By Tim Ballingall
The following is a conversation between Kevin and the creepy Irish pigeon lady:
… the man I loved fell out of love with me. That broke
my heart. And whenever the chance to be loved came
along again, I ran away from it. I stopped trusting people.
No offense, but that seems like sort of a dumb thing to do.
I was afraid of getting my heart broken again. You see,
sometimes you can trust a person. And then when things
are down, they forget about you.
Maybe they’re just too busy. Maybe they don’t forget about
you, but they forget to remember you. I don’t think people
mean to forget. I think it just happens. My grandfather says,
if my head wasn’t screwed on, I’d leave it on the school bus.
I’m just afraid if I do trust someone again I’ll get my heart
I understand that. I used to have this really nice pair of
rollerblades, and I was afraid if I wore them, I’d wreck them.
So I kept them in a box. And do you know what happened?
I outgrew them. I never wore ‘em once outside. I just wore
them in my room a couple times.
A person’s heart and a person’s feelings are very different
Well, they’re kinda the same thing. If you aren’t gonna
use your heart, then what’s the difference if it gets broken?
If you just keep it to yourself, maybe it’ll be like my
rollerblades. When you do decide to try it, it won’t be any good. You should take a chance. Got nothing to lose.”
[Indiscernible Irish dribble]
I think so. Your heart might still be broken, but it isn’t gone.
If it was gone, you wouldn’t be this nice.
Let’s unpack this dialogue one nonsensical line at a time. Pigeon Lady admits to keeping people at arm’s length because of her being emotionally hurt in the past. How this led to her being homeless escapes me.
Kevin then begins philosophizing like the John Hughes mouthpiece that he is. “Forgetting to remember”—this metacognitive paradox has been wrung dry by every hackneyed lyricist from the frontman of Mudvayne to Carrie Underwood.
Kevin analogizes Pigeon Lady’s heart to a pair of unused rollerblades. Pigeon Lady contests the analogy, deeming it an oversimplified comparison. But Kevin defends the analogy successfully. The first thing to take away from this conversation is that thinking in analogy on this level is highly unusual for someone Kevin’s age.
The second is that Kevin gravitates toward and befriends people on the fringe—scary, dirty, mysterious people that mirror his own sense of alienation.

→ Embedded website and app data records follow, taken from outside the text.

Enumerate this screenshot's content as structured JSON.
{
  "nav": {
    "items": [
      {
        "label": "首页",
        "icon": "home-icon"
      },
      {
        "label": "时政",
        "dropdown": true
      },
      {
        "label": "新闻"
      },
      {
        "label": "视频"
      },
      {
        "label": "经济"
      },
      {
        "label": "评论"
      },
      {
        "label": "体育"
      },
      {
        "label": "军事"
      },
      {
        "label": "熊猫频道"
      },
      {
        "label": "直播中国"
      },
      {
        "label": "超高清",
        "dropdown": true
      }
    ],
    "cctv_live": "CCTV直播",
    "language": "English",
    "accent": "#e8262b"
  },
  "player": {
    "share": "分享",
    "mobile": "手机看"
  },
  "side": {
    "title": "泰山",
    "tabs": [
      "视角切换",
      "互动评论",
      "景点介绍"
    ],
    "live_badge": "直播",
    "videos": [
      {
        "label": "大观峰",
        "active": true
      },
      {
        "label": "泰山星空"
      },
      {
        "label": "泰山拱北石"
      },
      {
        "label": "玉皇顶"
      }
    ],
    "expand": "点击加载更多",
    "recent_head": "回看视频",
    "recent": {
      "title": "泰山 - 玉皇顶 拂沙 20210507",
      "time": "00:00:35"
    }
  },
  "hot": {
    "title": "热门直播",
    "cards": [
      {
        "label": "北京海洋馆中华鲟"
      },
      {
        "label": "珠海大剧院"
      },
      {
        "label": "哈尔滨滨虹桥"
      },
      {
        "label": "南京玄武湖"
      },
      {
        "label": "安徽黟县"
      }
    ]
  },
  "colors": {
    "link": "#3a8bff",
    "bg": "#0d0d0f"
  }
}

Kevin doesn’t interact with a single kid his own age throughout the film. Psychologist Dr. Hare would say Kevin experiences difficulty making and keeping friends. In addition to his interactions being with all grownups, Kevin spends a lot of time alone.
The third scene at The Plaza depicts Kevin going to the indoor swimming pool. The other pool-goers, all adults, watch him stroll nonchalantly into the room, kick off his flip-flops, and lay his towel on the ground before doing a cannonball. One can easily imagine how awkward the scene would feel without Bobby Helms’ cheery Christmas classic, “Jingle Bell Rock” playing in the background.
Kevin also frequently talks to himself, not in clipped, stream-of-consciousness phrases, but in whole sentences—“My family’s in Florida and I’m in New York”; “This is great”; “Wow. A huge bed just for me”; “This is the greatest accident of my life.” While this is a trait more typically found in sociopaths, psychologists acknowledge overlap in classifications.
One might suggest that Kevin is from a big family, that he enjoys being alone as an escape from the craziness of his home life. But again, the intimidation of New York City and the solitude a kid would feel, all alone, or otherwise surrounded by grownups whom he is duping and must therefore always be on-guard around, would paralyze a ten-year old, regardless of his home life.
The entire second act of the film follows Kevin’s comfortable existence in this situation. How is that normal?
Kevin’s private life is largely of interest. Though any kid left alone would do things s/he is not allowed to do when a parent is around, Kevin’s unsupervised acting out is specific and goes beyond the norm. A ten-year old by himself in a hotel room might watch Skinamax. Kevin watches film noir.
Dark, violent, vulgar, sexual—film noir spanned the 1950s, inspired by German Expressionism, often comprising crime fiction plots; its influence can be seen in neo-noir films such as Se7en, Fargo, Memento, Training Day, and Sin City. That Kevin rents The Ventilator, Fly Bait, Muttville Massacre, and Angels With Even Filthier Souls—all metafilms—is curious and disturbing. Why the fascination with film noir?—with dark films about social deviants?
Because he himself is a social deviant. He knowingly commits credit fraud. He mouths the words “Merry Christmas, ya filthy animal, and a happy new year” after having tricked the slapstick hotel staff and escaped arrest, grinning with self-content. This clearly reveals his emulation of film gangster behavior. …
Stay tuned for the third and final installment where we discover the truth behind Harry and Marv and answer the question, Who is Kevin McCallister?